Dental emergencies can strike without warning: severe pain, a collision on the soccer field that results in the loss of a tooth, or even an automobile accident that causes broken teeth and lacerations in the mouth. The term “dental emergency” should be a good indication that these problems shouldn’t wait until the next time the office is open, but should be attended to promptly. Other dental emergencies include injuries to the gums, an abscess, swelling, and drainage from the mouth. Immediate care can help prevent the problem from getting worse.
Immediate action is necessary to save a tooth that has been knocked out. Keeping it moist is the first step, as it increases the chance that the tooth can be reattached. If the tooth fell on the ground, it should be rinsed with water; it should not be washed. If possible, the tooth should be gently placed in the socket without touching the root. It can also be held between cheek and gum or put in a container of milk. If available, a tooth preservation product approved by the American Dental Association can help keep the tooth moist and secure.
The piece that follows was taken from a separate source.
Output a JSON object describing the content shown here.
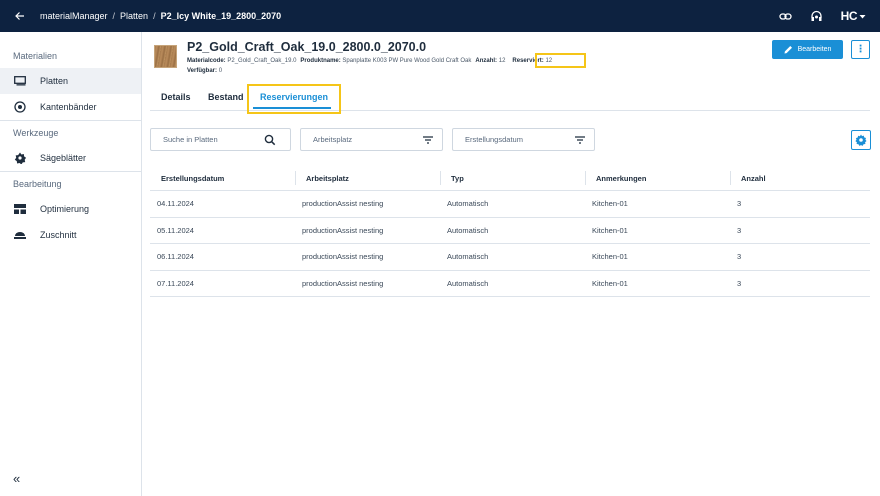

Until the dentist is available, strategies to relieve pain, prevent infection or further damage should be the first steps. A warm plain or salt water rinse can help keep the mouth clean, while cold compresses or an ice pack can help relieve discomfort and keep swelling down. A washcloth or similar protection should be placed between the patient’s skin and the ice; ice should not be applied directly to the skin. Gentle, direct pressure can slow or stop bleeding. Patients should be kept calm; children may need emotional support from parents, especially if there is any pain.
Feel free to email us regarding any scheduling or general questions!